• How to complete this task
For the data below, please report each line where the word "true" is found.

• Recorded data
____________________

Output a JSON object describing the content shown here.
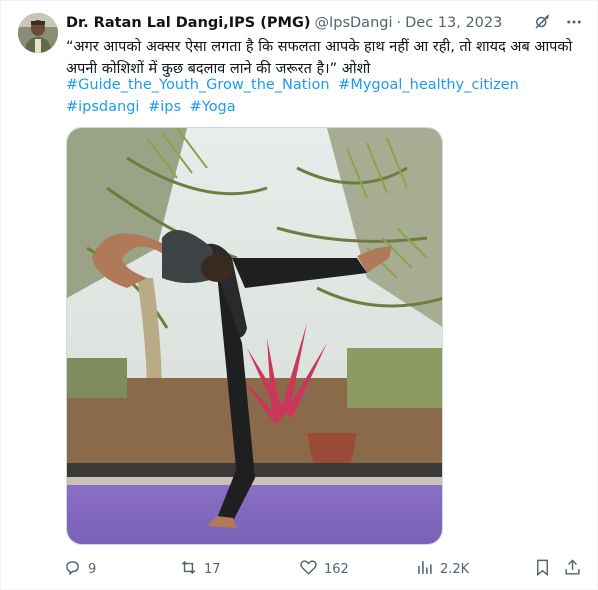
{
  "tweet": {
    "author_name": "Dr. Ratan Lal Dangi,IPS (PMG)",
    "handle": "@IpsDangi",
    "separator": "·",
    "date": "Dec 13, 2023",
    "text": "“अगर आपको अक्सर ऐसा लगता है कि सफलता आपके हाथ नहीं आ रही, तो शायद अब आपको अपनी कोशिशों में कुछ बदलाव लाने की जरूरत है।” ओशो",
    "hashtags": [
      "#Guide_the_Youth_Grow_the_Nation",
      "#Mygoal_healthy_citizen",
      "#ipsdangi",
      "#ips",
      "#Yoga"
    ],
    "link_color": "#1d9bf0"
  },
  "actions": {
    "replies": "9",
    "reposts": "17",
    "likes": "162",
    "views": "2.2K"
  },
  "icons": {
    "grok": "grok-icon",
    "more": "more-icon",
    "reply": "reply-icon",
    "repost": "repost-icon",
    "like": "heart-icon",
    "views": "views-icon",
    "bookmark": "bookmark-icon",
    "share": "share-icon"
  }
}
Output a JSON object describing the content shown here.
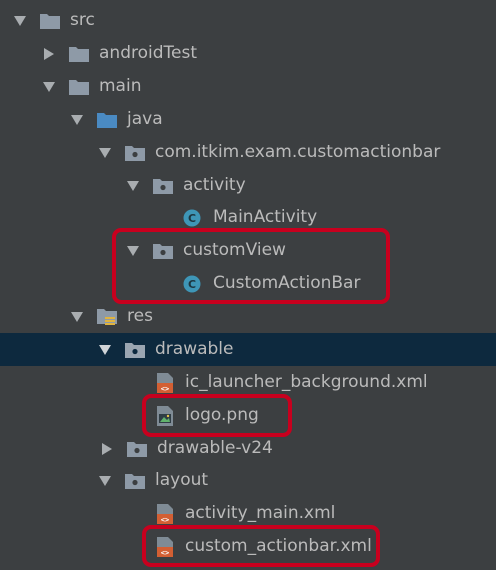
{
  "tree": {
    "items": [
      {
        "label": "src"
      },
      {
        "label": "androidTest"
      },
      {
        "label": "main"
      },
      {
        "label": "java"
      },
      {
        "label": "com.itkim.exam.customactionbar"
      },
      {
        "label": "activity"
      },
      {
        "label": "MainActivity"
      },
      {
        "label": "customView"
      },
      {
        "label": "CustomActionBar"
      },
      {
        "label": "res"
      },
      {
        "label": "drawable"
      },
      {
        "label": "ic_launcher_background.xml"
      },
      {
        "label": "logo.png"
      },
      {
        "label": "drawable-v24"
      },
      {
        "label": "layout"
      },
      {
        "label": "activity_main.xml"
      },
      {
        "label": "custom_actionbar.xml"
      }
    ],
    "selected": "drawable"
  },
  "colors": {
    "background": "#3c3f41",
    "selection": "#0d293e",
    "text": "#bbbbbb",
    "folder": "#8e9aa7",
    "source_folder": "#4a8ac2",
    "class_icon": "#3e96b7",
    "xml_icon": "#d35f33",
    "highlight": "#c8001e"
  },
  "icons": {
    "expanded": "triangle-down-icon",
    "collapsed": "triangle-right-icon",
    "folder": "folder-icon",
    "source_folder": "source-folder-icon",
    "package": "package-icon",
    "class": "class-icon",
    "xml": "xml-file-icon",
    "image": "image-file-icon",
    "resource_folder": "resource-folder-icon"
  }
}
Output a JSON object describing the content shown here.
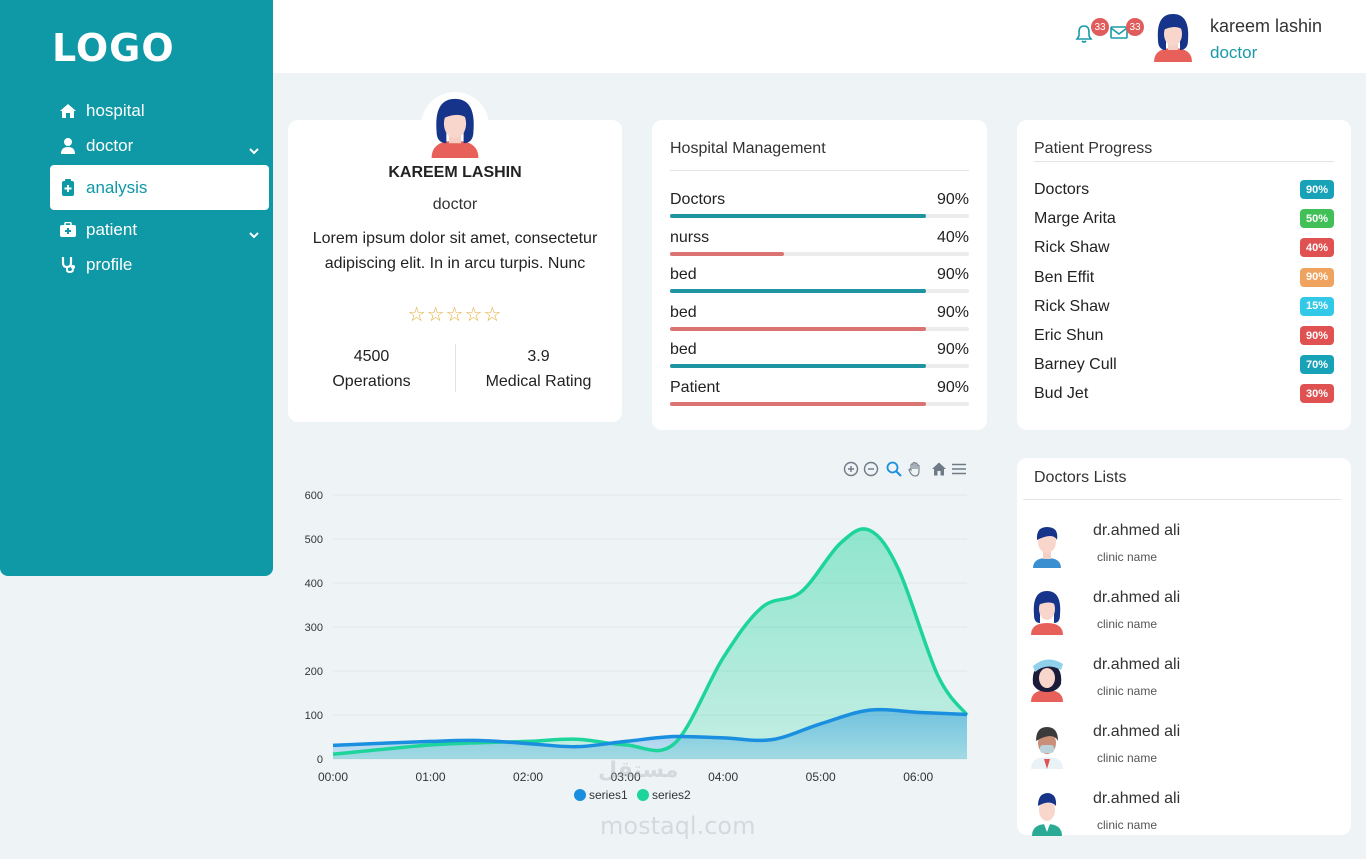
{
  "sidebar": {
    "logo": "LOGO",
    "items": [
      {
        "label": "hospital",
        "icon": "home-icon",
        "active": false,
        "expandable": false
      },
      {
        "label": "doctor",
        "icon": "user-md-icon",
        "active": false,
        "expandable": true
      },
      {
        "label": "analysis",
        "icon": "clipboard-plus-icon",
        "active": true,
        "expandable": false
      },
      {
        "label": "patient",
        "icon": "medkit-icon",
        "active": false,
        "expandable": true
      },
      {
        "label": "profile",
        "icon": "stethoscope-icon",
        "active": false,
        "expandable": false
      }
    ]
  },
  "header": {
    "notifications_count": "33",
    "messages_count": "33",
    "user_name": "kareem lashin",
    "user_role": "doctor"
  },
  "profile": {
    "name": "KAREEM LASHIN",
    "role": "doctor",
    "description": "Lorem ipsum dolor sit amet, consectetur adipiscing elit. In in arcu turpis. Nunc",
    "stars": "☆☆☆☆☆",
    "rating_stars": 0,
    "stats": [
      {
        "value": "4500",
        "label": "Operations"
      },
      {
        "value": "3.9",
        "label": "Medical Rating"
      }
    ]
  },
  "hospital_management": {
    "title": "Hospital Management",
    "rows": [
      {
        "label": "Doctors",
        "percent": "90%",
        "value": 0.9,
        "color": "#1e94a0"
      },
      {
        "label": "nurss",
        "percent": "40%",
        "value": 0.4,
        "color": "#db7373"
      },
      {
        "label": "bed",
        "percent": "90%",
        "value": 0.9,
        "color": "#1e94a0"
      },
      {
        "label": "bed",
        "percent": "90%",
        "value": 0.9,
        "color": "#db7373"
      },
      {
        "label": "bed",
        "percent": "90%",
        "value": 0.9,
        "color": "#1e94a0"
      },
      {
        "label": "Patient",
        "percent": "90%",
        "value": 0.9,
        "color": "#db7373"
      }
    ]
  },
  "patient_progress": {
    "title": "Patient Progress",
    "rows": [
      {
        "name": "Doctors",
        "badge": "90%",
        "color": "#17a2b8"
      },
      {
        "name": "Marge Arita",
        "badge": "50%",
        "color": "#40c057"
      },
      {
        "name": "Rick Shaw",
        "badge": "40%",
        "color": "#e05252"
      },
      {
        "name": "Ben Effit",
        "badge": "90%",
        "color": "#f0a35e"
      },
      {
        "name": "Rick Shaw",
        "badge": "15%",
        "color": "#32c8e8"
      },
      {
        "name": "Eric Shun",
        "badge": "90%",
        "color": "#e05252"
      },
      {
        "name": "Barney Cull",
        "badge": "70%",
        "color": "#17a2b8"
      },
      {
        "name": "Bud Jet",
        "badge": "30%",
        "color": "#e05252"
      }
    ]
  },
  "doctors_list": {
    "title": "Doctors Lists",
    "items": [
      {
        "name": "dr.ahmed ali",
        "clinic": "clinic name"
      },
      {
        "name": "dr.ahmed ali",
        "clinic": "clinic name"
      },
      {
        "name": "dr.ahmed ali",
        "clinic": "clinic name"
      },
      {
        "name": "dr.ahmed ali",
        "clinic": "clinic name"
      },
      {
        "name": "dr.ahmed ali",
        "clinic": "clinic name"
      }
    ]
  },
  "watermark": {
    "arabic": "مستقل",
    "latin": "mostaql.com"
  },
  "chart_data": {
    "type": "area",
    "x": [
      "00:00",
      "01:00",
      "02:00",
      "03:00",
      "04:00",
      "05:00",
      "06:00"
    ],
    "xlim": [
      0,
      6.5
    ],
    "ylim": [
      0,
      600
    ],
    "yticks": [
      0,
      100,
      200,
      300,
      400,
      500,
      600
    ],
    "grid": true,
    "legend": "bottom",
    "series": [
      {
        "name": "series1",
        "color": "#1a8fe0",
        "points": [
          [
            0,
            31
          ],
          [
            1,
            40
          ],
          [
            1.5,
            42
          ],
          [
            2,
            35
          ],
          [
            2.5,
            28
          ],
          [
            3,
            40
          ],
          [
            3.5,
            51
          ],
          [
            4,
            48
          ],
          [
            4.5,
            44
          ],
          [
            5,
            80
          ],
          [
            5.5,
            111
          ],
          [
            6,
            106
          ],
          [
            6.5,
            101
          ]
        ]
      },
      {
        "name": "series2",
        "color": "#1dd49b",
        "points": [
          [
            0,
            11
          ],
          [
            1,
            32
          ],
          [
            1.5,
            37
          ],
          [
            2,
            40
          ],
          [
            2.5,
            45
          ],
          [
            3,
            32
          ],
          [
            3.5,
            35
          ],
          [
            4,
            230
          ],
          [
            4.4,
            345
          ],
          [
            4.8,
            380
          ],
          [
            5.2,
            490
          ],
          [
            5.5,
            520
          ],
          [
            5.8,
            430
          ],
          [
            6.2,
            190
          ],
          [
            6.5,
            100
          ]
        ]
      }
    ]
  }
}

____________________

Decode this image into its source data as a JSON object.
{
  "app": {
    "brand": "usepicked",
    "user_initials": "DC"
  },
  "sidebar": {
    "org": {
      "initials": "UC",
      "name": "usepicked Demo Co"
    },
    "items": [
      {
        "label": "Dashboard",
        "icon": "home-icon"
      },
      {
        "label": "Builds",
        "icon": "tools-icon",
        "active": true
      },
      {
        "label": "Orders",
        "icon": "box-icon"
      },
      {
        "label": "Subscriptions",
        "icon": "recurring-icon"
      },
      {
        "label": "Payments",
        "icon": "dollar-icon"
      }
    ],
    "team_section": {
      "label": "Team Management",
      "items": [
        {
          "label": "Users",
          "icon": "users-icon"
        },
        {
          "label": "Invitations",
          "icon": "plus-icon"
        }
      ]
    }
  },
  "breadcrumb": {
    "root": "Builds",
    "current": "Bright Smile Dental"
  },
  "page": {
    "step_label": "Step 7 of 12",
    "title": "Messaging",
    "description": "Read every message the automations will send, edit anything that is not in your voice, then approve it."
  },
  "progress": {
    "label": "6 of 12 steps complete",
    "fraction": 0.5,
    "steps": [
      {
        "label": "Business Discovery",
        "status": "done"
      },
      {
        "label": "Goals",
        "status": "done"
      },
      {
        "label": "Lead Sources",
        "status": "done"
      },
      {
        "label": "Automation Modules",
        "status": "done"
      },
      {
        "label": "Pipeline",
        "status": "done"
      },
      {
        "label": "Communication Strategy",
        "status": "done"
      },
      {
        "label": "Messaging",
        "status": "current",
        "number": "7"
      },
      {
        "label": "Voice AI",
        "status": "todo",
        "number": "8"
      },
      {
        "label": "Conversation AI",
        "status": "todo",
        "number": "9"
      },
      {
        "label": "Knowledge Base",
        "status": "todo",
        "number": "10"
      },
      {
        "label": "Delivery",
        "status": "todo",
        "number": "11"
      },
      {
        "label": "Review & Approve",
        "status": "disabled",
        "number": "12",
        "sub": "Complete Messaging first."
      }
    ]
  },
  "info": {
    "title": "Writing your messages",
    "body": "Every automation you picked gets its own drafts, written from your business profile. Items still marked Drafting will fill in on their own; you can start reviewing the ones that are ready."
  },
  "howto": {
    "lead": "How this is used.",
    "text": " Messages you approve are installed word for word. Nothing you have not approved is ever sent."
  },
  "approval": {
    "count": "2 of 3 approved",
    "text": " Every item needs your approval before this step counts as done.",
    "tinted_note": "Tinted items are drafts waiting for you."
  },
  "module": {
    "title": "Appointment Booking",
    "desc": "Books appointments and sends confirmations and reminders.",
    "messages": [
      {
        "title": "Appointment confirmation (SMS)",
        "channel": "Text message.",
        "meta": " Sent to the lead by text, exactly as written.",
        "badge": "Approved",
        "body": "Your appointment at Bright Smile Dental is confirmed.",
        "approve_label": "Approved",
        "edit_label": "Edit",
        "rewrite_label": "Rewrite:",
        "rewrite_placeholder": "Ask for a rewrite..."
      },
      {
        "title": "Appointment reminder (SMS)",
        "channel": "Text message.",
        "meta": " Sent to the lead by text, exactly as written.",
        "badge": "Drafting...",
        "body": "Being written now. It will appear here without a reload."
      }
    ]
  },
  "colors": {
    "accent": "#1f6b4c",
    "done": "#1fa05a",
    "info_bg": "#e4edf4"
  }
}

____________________

• Result
        "expandable": true
        "active": true,
        "expandable": true
    "grid": true,
        "active": true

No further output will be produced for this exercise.